_Activity_
From the first line to the last, copy the listing exactly and omit the images.

_Source data_
..........

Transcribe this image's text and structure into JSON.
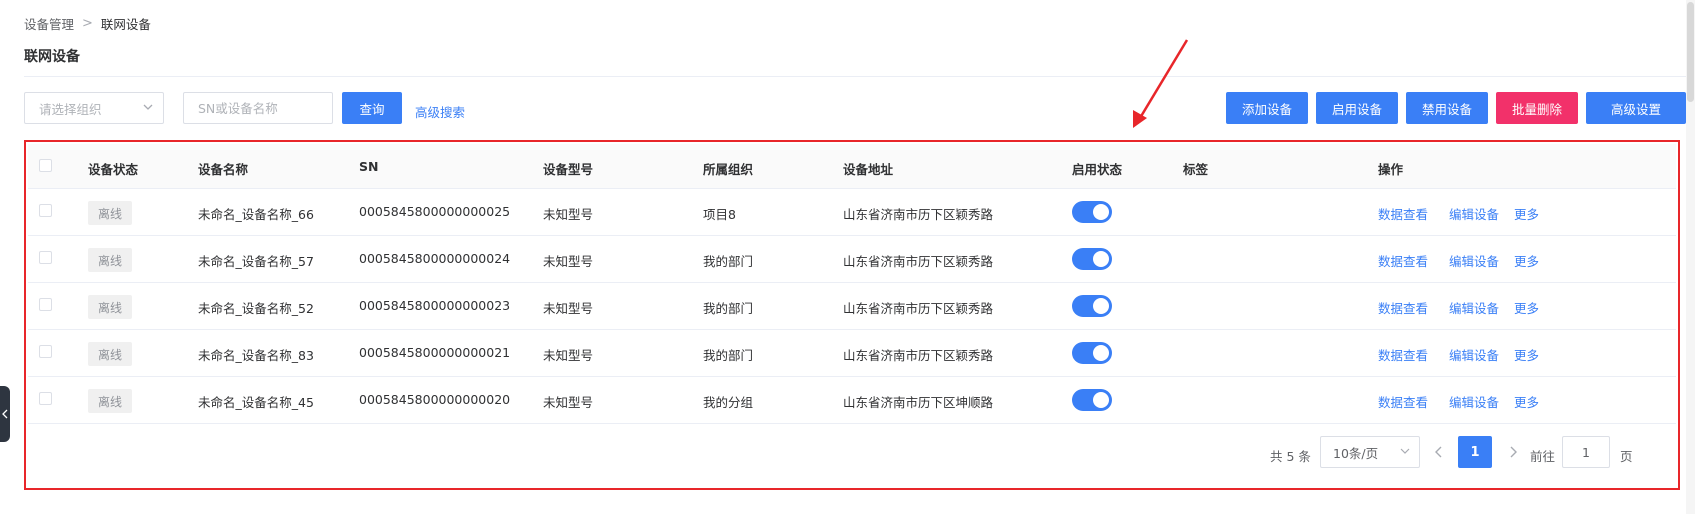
{
  "breadcrumb": {
    "root": "设备管理",
    "separator": ">",
    "current": "联网设备"
  },
  "page_title": "联网设备",
  "filters": {
    "org_placeholder": "请选择组织",
    "search_placeholder": "SN或设备名称",
    "query_label": "查询",
    "advanced_search_label": "高级搜索"
  },
  "actions": {
    "add": "添加设备",
    "enable": "启用设备",
    "disable": "禁用设备",
    "batch_delete": "批量删除",
    "advanced_settings": "高级设置"
  },
  "table": {
    "headers": {
      "status": "设备状态",
      "name": "设备名称",
      "sn": "SN",
      "model": "设备型号",
      "org": "所属组织",
      "address": "设备地址",
      "enabled": "启用状态",
      "tags": "标签",
      "ops": "操作"
    },
    "rows": [
      {
        "status": "离线",
        "name": "未命名_设备名称_66",
        "sn": "0005845800000000025",
        "model": "未知型号",
        "org": "项目8",
        "address": "山东省济南市历下区颖秀路",
        "enabled": true,
        "tags": ""
      },
      {
        "status": "离线",
        "name": "未命名_设备名称_57",
        "sn": "0005845800000000024",
        "model": "未知型号",
        "org": "我的部门",
        "address": "山东省济南市历下区颖秀路",
        "enabled": true,
        "tags": ""
      },
      {
        "status": "离线",
        "name": "未命名_设备名称_52",
        "sn": "0005845800000000023",
        "model": "未知型号",
        "org": "我的部门",
        "address": "山东省济南市历下区颖秀路",
        "enabled": true,
        "tags": ""
      },
      {
        "status": "离线",
        "name": "未命名_设备名称_83",
        "sn": "0005845800000000021",
        "model": "未知型号",
        "org": "我的部门",
        "address": "山东省济南市历下区颖秀路",
        "enabled": true,
        "tags": ""
      },
      {
        "status": "离线",
        "name": "未命名_设备名称_45",
        "sn": "0005845800000000020",
        "model": "未知型号",
        "org": "我的分组",
        "address": "山东省济南市历下区坤顺路",
        "enabled": true,
        "tags": ""
      }
    ],
    "op_labels": {
      "view": "数据查看",
      "edit": "编辑设备",
      "more": "更多"
    }
  },
  "pagination": {
    "total": "共 5 条",
    "page_size": "10条/页",
    "current_page": "1",
    "goto_label": "前往",
    "goto_value": "1",
    "page_suffix": "页"
  },
  "colors": {
    "primary": "#3a7ff6",
    "danger": "#f2316a",
    "annotation": "#e8262a"
  },
  "icons": [
    "chevron-down-icon",
    "chevron-left-icon",
    "chevron-right-icon",
    "collapse-arrow-icon"
  ]
}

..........

_Reply_
Transcribe this image's text and structure into JSON.
{
  "breadcrumb": {
    "root": "设备管理",
    "separator": ">",
    "current": "联网设备"
  },
  "page_title": "联网设备",
  "filters": {
    "org_placeholder": "请选择组织",
    "search_placeholder": "SN或设备名称",
    "query_label": "查询",
    "advanced_search_label": "高级搜索"
  },
  "actions": {
    "add": "添加设备",
    "enable": "启用设备",
    "disable": "禁用设备",
    "batch_delete": "批量删除",
    "advanced_settings": "高级设置"
  },
  "table": {
    "headers": {
      "status": "设备状态",
      "name": "设备名称",
      "sn": "SN",
      "model": "设备型号",
      "org": "所属组织",
      "address": "设备地址",
      "enabled": "启用状态",
      "tags": "标签",
      "ops": "操作"
    },
    "rows": [
      {
        "status": "离线",
        "name": "未命名_设备名称_66",
        "sn": "0005845800000000025",
        "model": "未知型号",
        "org": "项目8",
        "address": "山东省济南市历下区颖秀路",
        "enabled": true,
        "tags": ""
      },
      {
        "status": "离线",
        "name": "未命名_设备名称_57",
        "sn": "0005845800000000024",
        "model": "未知型号",
        "org": "我的部门",
        "address": "山东省济南市历下区颖秀路",
        "enabled": true,
        "tags": ""
      },
      {
        "status": "离线",
        "name": "未命名_设备名称_52",
        "sn": "0005845800000000023",
        "model": "未知型号",
        "org": "我的部门",
        "address": "山东省济南市历下区颖秀路",
        "enabled": true,
        "tags": ""
      },
      {
        "status": "离线",
        "name": "未命名_设备名称_83",
        "sn": "0005845800000000021",
        "model": "未知型号",
        "org": "我的部门",
        "address": "山东省济南市历下区颖秀路",
        "enabled": true,
        "tags": ""
      },
      {
        "status": "离线",
        "name": "未命名_设备名称_45",
        "sn": "0005845800000000020",
        "model": "未知型号",
        "org": "我的分组",
        "address": "山东省济南市历下区坤顺路",
        "enabled": true,
        "tags": ""
      }
    ],
    "op_labels": {
      "view": "数据查看",
      "edit": "编辑设备",
      "more": "更多"
    }
  },
  "pagination": {
    "total": "共 5 条",
    "page_size": "10条/页",
    "current_page": "1",
    "goto_label": "前往",
    "goto_value": "1",
    "page_suffix": "页"
  },
  "colors": {
    "primary": "#3a7ff6",
    "danger": "#f2316a",
    "annotation": "#e8262a"
  },
  "icons": [
    "chevron-down-icon",
    "chevron-left-icon",
    "chevron-right-icon",
    "collapse-arrow-icon"
  ]
}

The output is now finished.